Abstract Insulin resistance is a component of the metabolic syndrome and Type 2 diabetes. It has been recently shown that in liver insulin resistance is not complete. This so-called selective insulin resistance is characterized by defective insulin inhibition of hepatic glucose output while insulin-induced lipogenesis is maintained. How this occurs and whether uncoupled insulin action develops in other tissues is unknown. Here we show in a model of chronic hyperinsulinemia that adipocytes develop selective insulin resistance in which translocation of the GLUT4 glucose transporter to the cell surface is blunted yet nuclear exclusion of the FoxO1 transcription factor is preserved, rendering uncoupled insulin-controlled carbohydrate and lipid metabolisms. We found that in adipocytes FoxO1 nuclear exclusion has a lower half-maximal insulin dose than GLUT4 translocation, and it is because of this inherent greater sensitivity that control of FoxO1 by physiological insulin concentrations is maintained in adipocytes with compromised insulin signaling. Pharmacological and genetic interventions revealed that insulin regulates GLUT4 and FoxO1 through the PI3-kinase isoform p110α, although FoxO1 showed higher sensitivity to p110α activity than GLUT4. Transient down-regulation and overexpression of Akt isoforms in adipocytes demonstrated that insulin-activated PI3-kinase signals to GLUT4 primarily through Akt2 kinase, whereas Akt1 and Akt2 signal to FoxO1. We propose that the lower threshold of insulin activity for FoxO1's nuclear exclusion is in part due to its regulation by both Akt isoforms. Identification of uncoupled insulin action in adipocytes suggests this condition might be a general phenomenon of insulin target tissues contributing to insulin resistance's pathophysiology.

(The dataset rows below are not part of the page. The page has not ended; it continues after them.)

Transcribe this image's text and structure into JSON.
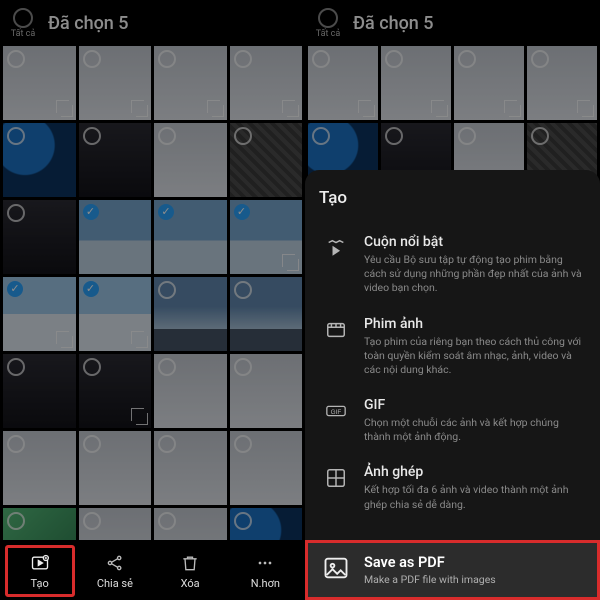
{
  "left": {
    "header": {
      "all_label": "Tất cả",
      "title": "Đã chọn 5"
    },
    "tabs": {
      "create": "Tạo",
      "share": "Chia sẻ",
      "delete": "Xóa",
      "more": "N.hơn"
    }
  },
  "right": {
    "header": {
      "all_label": "Tất cả",
      "title": "Đã chọn 5"
    },
    "sheet": {
      "title": "Tạo",
      "options": [
        {
          "title": "Cuộn nổi bật",
          "sub": "Yêu cầu Bộ sưu tập tự động tạo phim bằng cách sử dụng những phần đẹp nhất của ảnh và video bạn chọn."
        },
        {
          "title": "Phim ảnh",
          "sub": "Tạo phim của riêng bạn theo cách thủ công với toàn quyền kiểm soát âm nhạc, ảnh, video và các nội dung khác."
        },
        {
          "title": "GIF",
          "sub": "Chọn một chuỗi các ảnh và kết hợp chúng thành một ảnh động."
        },
        {
          "title": "Ảnh ghép",
          "sub": "Kết hợp tối đa 6 ảnh và video thành một ảnh ghép chia sẻ dễ dàng."
        }
      ],
      "pdf": {
        "title": "Save as PDF",
        "sub": "Make a PDF file with images"
      }
    }
  }
}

This article was published in Proc Natl Acad Sci U S A
and referenced in Journal of Diabetes & Metabolism